WHAT THE TASK ASKS:
When a line below contains the word "caption", copy that line.

──────── DATA UNDER STUDY

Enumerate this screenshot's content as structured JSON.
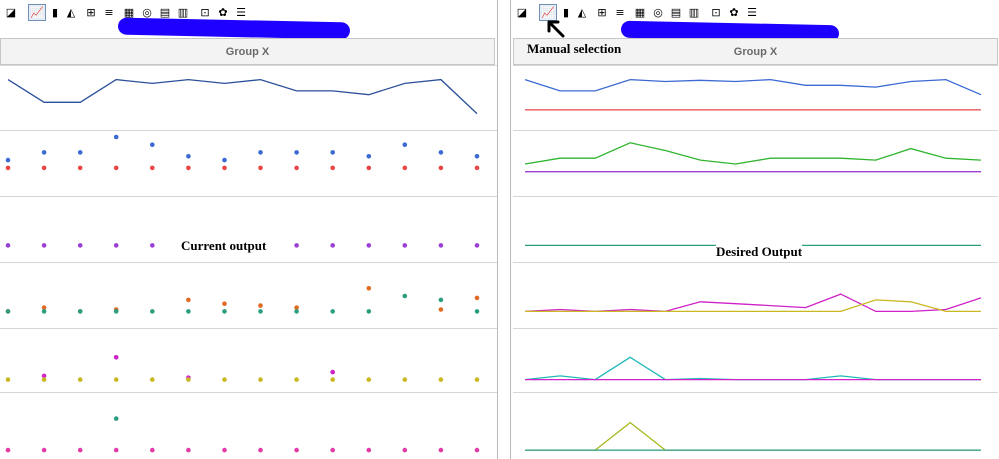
{
  "left": {
    "group_header": "Group X",
    "caption": "Current output"
  },
  "right": {
    "group_header": "Group X",
    "annotation": "Manual selection",
    "caption": "Desired Output"
  },
  "toolbar": {
    "buttons": [
      {
        "name": "scatter-plot-icon",
        "glyph": "◪"
      },
      {
        "name": "line-chart-icon",
        "glyph": "📈"
      },
      {
        "name": "bar-chart-icon",
        "glyph": "▮"
      },
      {
        "name": "area-chart-icon",
        "glyph": "◭"
      },
      {
        "name": "boxplot-icon",
        "glyph": "⊞"
      },
      {
        "name": "text-list-icon",
        "glyph": "≡"
      },
      {
        "name": "grid-chart-icon",
        "glyph": "▦"
      },
      {
        "name": "pie-globe-icon",
        "glyph": "◎"
      },
      {
        "name": "table-icon",
        "glyph": "▤"
      },
      {
        "name": "settings-table-icon",
        "glyph": "▥"
      },
      {
        "name": "data-window-icon",
        "glyph": "⊡"
      },
      {
        "name": "decorative-chart-icon",
        "glyph": "✿"
      },
      {
        "name": "properties-icon",
        "glyph": "☰"
      }
    ]
  },
  "colors": {
    "blue": "#3a6ad2",
    "navy": "#2b4f9a",
    "red": "#e84545",
    "green": "#2fb52f",
    "purple": "#9b3fd4",
    "magenta": "#d020c8",
    "teal": "#2a9e7e",
    "orange": "#e06a22",
    "yellow": "#c9b820",
    "olive": "#a8b81c",
    "cyan": "#20b8b8",
    "pink": "#e33aa8"
  },
  "chart_data": [
    {
      "type": "scatter",
      "title": "Current output",
      "x": [
        1,
        2,
        3,
        4,
        5,
        6,
        7,
        8,
        9,
        10,
        11,
        12,
        13,
        14
      ],
      "panes": [
        {
          "series": [
            {
              "mark": "line",
              "color": "navy",
              "values": [
                12,
                6,
                6,
                12,
                11,
                12,
                11,
                12,
                9,
                9,
                8,
                11,
                12,
                3
              ]
            }
          ]
        },
        {
          "series": [
            {
              "mark": "dot",
              "color": "blue",
              "values": [
                8,
                10,
                10,
                14,
                12,
                9,
                8,
                10,
                10,
                10,
                9,
                12,
                10,
                9
              ]
            },
            {
              "mark": "dot",
              "color": "red",
              "values": [
                6,
                6,
                6,
                6,
                6,
                6,
                6,
                6,
                6,
                6,
                6,
                6,
                6,
                6
              ]
            }
          ]
        },
        {
          "series": [
            {
              "mark": "dot",
              "color": "purple",
              "values": [
                3,
                3,
                3,
                3,
                3,
                3,
                3,
                3,
                3,
                3,
                3,
                3,
                3,
                3
              ]
            }
          ]
        },
        {
          "series": [
            {
              "mark": "dot",
              "color": "orange",
              "values": [
                3,
                4,
                3,
                3.5,
                null,
                6,
                5,
                4.5,
                4,
                null,
                9,
                null,
                3.5,
                6.5
              ]
            },
            {
              "mark": "dot",
              "color": "teal",
              "values": [
                3,
                3,
                3,
                3,
                3,
                3,
                3,
                3,
                3,
                3,
                3,
                7,
                6,
                3
              ]
            }
          ]
        },
        {
          "series": [
            {
              "mark": "dot",
              "color": "magenta",
              "values": [
                null,
                3,
                null,
                8,
                null,
                2.5,
                null,
                null,
                null,
                4,
                null,
                null,
                null,
                null
              ]
            },
            {
              "mark": "dot",
              "color": "yellow",
              "values": [
                2,
                2,
                2,
                2,
                2,
                2,
                2,
                2,
                2,
                2,
                2,
                2,
                2,
                2
              ]
            }
          ]
        },
        {
          "series": [
            {
              "mark": "dot",
              "color": "teal",
              "values": [
                null,
                null,
                null,
                9,
                null,
                null,
                null,
                null,
                null,
                null,
                null,
                null,
                null,
                null
              ]
            },
            {
              "mark": "dot",
              "color": "pink",
              "values": [
                1,
                1,
                1,
                1,
                1,
                1,
                1,
                1,
                1,
                1,
                1,
                1,
                1,
                1
              ]
            }
          ]
        }
      ]
    },
    {
      "type": "line",
      "title": "Desired Output",
      "x": [
        1,
        2,
        3,
        4,
        5,
        6,
        7,
        8,
        9,
        10,
        11,
        12,
        13,
        14
      ],
      "panes": [
        {
          "series": [
            {
              "color": "blue",
              "values": [
                12,
                9,
                9,
                12,
                11.5,
                11.8,
                11.5,
                12,
                10.5,
                10.5,
                10,
                11.5,
                12,
                8
              ]
            },
            {
              "color": "red",
              "values": [
                4,
                4,
                4,
                4,
                4,
                4,
                4,
                4,
                4,
                4,
                4,
                4,
                4,
                4
              ]
            }
          ]
        },
        {
          "series": [
            {
              "color": "green",
              "values": [
                7,
                8.5,
                8.5,
                12.5,
                10.5,
                8,
                7,
                8.5,
                8.5,
                8.5,
                8,
                11,
                8.5,
                8
              ]
            },
            {
              "color": "purple",
              "values": [
                5,
                5,
                5,
                5,
                5,
                5,
                5,
                5,
                5,
                5,
                5,
                5,
                5,
                5
              ]
            }
          ]
        },
        {
          "series": [
            {
              "color": "teal",
              "values": [
                3,
                3,
                3,
                3,
                3,
                3,
                3,
                3,
                3,
                3,
                3,
                3,
                3,
                3
              ]
            }
          ]
        },
        {
          "series": [
            {
              "color": "magenta",
              "values": [
                3,
                3.5,
                3,
                3.5,
                3,
                5.5,
                5,
                4.5,
                4,
                7.5,
                3,
                3,
                3.5,
                6.5
              ]
            },
            {
              "color": "yellow",
              "values": [
                3,
                3,
                3,
                3,
                3,
                3,
                3,
                3,
                3,
                3,
                6,
                5.5,
                3,
                3
              ]
            }
          ]
        },
        {
          "series": [
            {
              "color": "cyan",
              "values": [
                2,
                3,
                2,
                8,
                2,
                2.3,
                2,
                2,
                2,
                3,
                2,
                2,
                2,
                2
              ]
            },
            {
              "color": "magenta",
              "values": [
                2,
                2,
                2,
                2,
                2,
                2,
                2,
                2,
                2,
                2,
                2,
                2,
                2,
                2
              ]
            }
          ]
        },
        {
          "series": [
            {
              "color": "olive",
              "values": [
                1,
                1,
                1,
                8,
                1,
                1,
                1,
                1,
                1,
                1,
                1,
                1,
                1,
                1
              ]
            },
            {
              "color": "teal",
              "values": [
                1,
                1,
                1,
                1,
                1,
                1,
                1,
                1,
                1,
                1,
                1,
                1,
                1,
                1
              ]
            }
          ]
        }
      ]
    }
  ]
}
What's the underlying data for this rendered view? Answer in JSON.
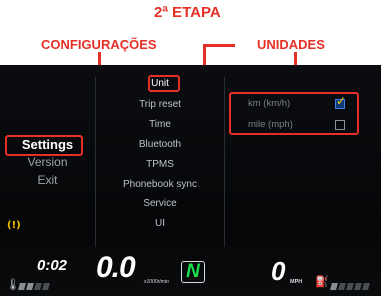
{
  "annotations": {
    "step": "2ª ETAPA",
    "configuracoes": "CONFIGURAÇÕES",
    "unidades": "UNIDADES"
  },
  "left_menu": [
    {
      "label": "Settings",
      "active": true
    },
    {
      "label": "Version",
      "active": false
    },
    {
      "label": "Exit",
      "active": false
    }
  ],
  "settings_menu": [
    {
      "label": "Unit",
      "active": true
    },
    {
      "label": "Trip reset",
      "active": false
    },
    {
      "label": "Time",
      "active": false
    },
    {
      "label": "Bluetooth",
      "active": false
    },
    {
      "label": "TPMS",
      "active": false
    },
    {
      "label": "Phonebook sync",
      "active": false
    },
    {
      "label": "Service",
      "active": false
    },
    {
      "label": "UI",
      "active": false
    }
  ],
  "unit_options": [
    {
      "label": "km (km/h)",
      "checked": true
    },
    {
      "label": "mile (mph)",
      "checked": false
    }
  ],
  "status": {
    "warning_icon": "warning-icon",
    "warning_glyph": "(!)",
    "time": "0:02",
    "temp_icon": "coolant-temperature-icon",
    "temp_level_bars": 4,
    "temp_level_on": 2,
    "speed": "0.0",
    "rpm_unit": "x1000r/min",
    "gear": "N",
    "mph_value": "0",
    "mph_unit": "MPH",
    "fuel_icon": "fuel-pump-icon",
    "fuel_level_bars": 5,
    "fuel_level_on": 1
  },
  "colors": {
    "annotation_red": "#e53027",
    "gear_green": "#19e04a",
    "check_yellow": "#ffd400",
    "checkbox_blue": "#3d7ee0",
    "warning_yellow": "#f2c200"
  }
}
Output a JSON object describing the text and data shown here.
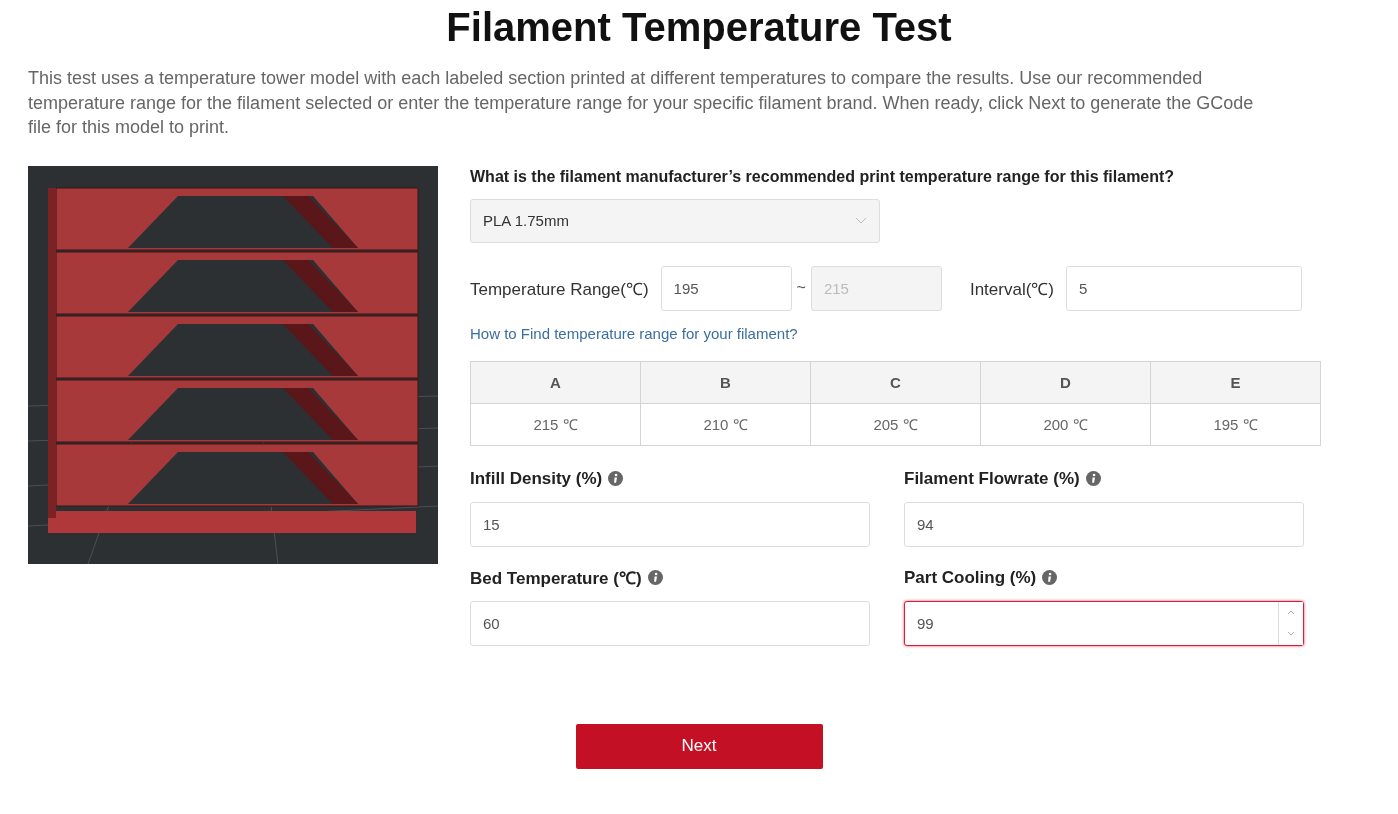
{
  "title": "Filament Temperature Test",
  "intro": "This test uses a temperature tower model with each labeled section printed at different temperatures to compare the results. Use our recommended temperature range for the filament selected or enter the temperature range for your specific filament brand. When ready, click Next to generate the GCode file for this model to print.",
  "question": "What is the filament manufacturer’s recommended print temperature range for this filament?",
  "filament_select": {
    "value": "PLA 1.75mm"
  },
  "range": {
    "label": "Temperature Range(℃)",
    "from": {
      "value": "195",
      "disabled": false
    },
    "separator": "~",
    "to": {
      "value": "215",
      "disabled": true
    }
  },
  "interval": {
    "label": "Interval(℃)",
    "value": "5"
  },
  "help_link": "How to Find temperature range for your filament?",
  "table": {
    "columns": [
      "A",
      "B",
      "C",
      "D",
      "E"
    ],
    "values": [
      "215 ℃",
      "210 ℃",
      "205 ℃",
      "200 ℃",
      "195 ℃"
    ]
  },
  "fields": [
    {
      "label": "Infill Density (%)",
      "value": "15",
      "invalid": false,
      "spinner": false
    },
    {
      "label": "Filament Flowrate (%)",
      "value": "94",
      "invalid": false,
      "spinner": false
    },
    {
      "label": "Bed Temperature (℃)",
      "value": "60",
      "invalid": false,
      "spinner": false
    },
    {
      "label": "Part Cooling (%)",
      "value": "99",
      "invalid": true,
      "spinner": true
    }
  ],
  "next_button": "Next"
}
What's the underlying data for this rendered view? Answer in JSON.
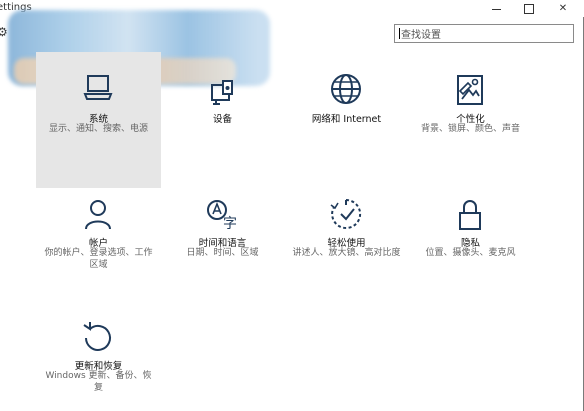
{
  "window": {
    "title": "ettings"
  },
  "search": {
    "value": "查找设置",
    "placeholder": "查找设置"
  },
  "tiles": [
    {
      "id": "system",
      "label": "系统",
      "description": "显示、通知、搜索、电源",
      "icon": "laptop-icon"
    },
    {
      "id": "devices",
      "label": "设备",
      "description": "",
      "icon": "devices-icon"
    },
    {
      "id": "network",
      "label": "网络和 Internet",
      "description": "",
      "icon": "globe-icon"
    },
    {
      "id": "personalization",
      "label": "个性化",
      "description": "背景、锁屏、颜色、声音",
      "icon": "personalize-icon"
    },
    {
      "id": "accounts",
      "label": "帐户",
      "description": "你的帐户、登录选项、工作区域",
      "icon": "person-icon"
    },
    {
      "id": "time_language",
      "label": "时间和语言",
      "description": "日期、时间、区域",
      "icon": "time-language-icon"
    },
    {
      "id": "ease_of_access",
      "label": "轻松使用",
      "description": "讲述人、放大镜、高对比度",
      "icon": "ease-access-icon"
    },
    {
      "id": "privacy",
      "label": "隐私",
      "description": "位置、摄像头、麦克风",
      "icon": "lock-icon"
    },
    {
      "id": "update_security",
      "label": "更新和恢复",
      "description": "Windows 更新、备份、恢复",
      "icon": "update-icon"
    }
  ],
  "colors": {
    "icon": "#1f3a5a",
    "selected_tile": "#e6e6e6"
  }
}
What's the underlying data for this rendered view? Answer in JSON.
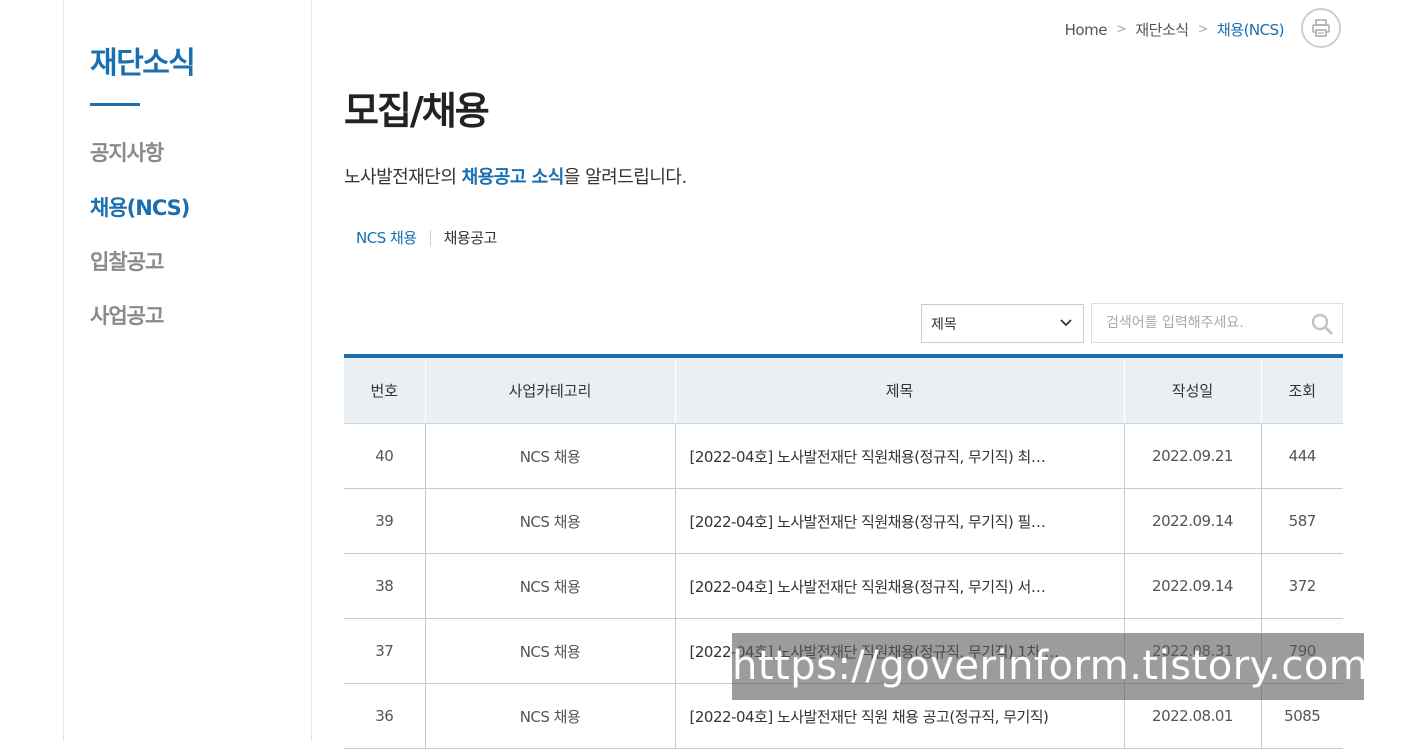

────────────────

EXERCISE SOLUTION:
    "caption": "Current output"
    "caption": "Desired Output"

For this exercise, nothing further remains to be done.